Daily has long honored the GoA's request to not report on the
Taliban.

------------------------------
INTERNATIONAL PRESS COMMUNITY
------------------------------

9. (U) Although the international press community in Afghanistan
was not asked to participate in the Afghan media ban of
Taliban-related news, it has lent its support to the Afghan media
community following the killing of Ajmal Naqshbandi. Numerous
international media organizations, including AP, signed a petition
condemning the killing. AP and AFP sent representatives to the
tribute organized in Zar Nigar Park for Ajmal on Tuesday, April 10,
where some five hundred citizens and representatives of social and
journalism organizations joined to honor their slain colleague.

-------
COMMENT
-------

10. (U) Amidst an environment of tension between the free Afghan
press and the GoA (reftel), many members of the Afghan media have
decided voluntarily, albeit temporarily, to suspend their right to
free speech to make a statement against the Taliban. By executing a
young, defenseless Afghan journalist, the Taliban has driven the
Afghan media community towards solidarity with the GoA.
Traditionally, the Taliban has masterfully manipulated the free
press to get its messages out, and in spite of GoA criticism, much
of the Afghan press has exerted its right to freedom of speech by
continuing to report on the Taliban. In this instance, however, the
Taliban may have miscalculated or underestimated the outrage the
Afghan media community would feel over the killing of one of its
own. The partial ban on Taliban reporting occurring this week in
Afghanistan shows that the Afghan media are willing to sacrifice an
ideal they believe in to protest a deplorable act. What remains to
be seen is whether the Afghan media might extend its ban on Taliban
coverage in response to other Taliban atrocities committed against
non-journalists. That can only be evaluated after the ban's
conclusion on Monday, April 16.

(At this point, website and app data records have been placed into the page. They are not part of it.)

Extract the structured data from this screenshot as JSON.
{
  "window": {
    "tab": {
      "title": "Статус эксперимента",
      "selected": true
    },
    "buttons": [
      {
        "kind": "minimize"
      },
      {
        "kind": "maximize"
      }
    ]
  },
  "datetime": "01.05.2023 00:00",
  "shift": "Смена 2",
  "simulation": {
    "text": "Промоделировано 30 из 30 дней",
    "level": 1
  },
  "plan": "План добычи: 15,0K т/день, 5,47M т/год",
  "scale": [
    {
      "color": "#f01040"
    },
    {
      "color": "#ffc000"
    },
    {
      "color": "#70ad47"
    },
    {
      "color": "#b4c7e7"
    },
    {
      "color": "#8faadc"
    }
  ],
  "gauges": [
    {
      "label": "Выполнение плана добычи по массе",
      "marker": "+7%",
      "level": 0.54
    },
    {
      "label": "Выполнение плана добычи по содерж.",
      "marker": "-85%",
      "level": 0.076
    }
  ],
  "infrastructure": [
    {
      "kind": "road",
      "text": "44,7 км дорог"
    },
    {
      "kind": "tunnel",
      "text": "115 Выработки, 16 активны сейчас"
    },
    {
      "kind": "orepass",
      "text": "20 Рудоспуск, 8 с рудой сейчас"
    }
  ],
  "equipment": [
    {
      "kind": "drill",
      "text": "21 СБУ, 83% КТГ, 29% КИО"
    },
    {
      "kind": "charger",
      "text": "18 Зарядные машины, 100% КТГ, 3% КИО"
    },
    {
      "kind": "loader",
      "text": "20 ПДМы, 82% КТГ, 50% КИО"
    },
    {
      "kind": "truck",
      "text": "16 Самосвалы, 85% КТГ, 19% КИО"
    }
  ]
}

© Scoop Media

 
 
 
World Headlines

 

COP24: Rapid Action Urged At Climate Change Conference

Following a year of devastating climate disasters around the globe, from California to Kerala, and Tonga to Japan, the annual UN Climate Change Conference opens with the goal of finalising the implementation guidelines for the Paris Climate Change Agreement. More>>

ALSO:

New Report: Refugees In PNG Being Pushed To The Brink

Refugee Council of Australia and Amnesty International paint a stark picture of a traumatised refugee population hit hard by Australia's recent healthcare and counselling service cuts, as well as continued threats to their safety. More>>

ALSO:

Jamal Khashoggi: UK, France, Germany Join Calls For Credible Investigation

Germany, the United Kingdom and France share the grave concern expressed by others including HRVP Mogherini and UNSG Guterres, and are treating this incident with the utmost seriousness. More>>

ALSO:

MSF Not Wanted: Nauru Government Shows Continued Callousness

The Nauruan Government’s decision to ask Doctors Without Borders to immediately leave shows continued callousness towards asylum seekers desperately seeking a safe place to call home, Green MP Golriz Ghahraman said today. More>>

ALSO: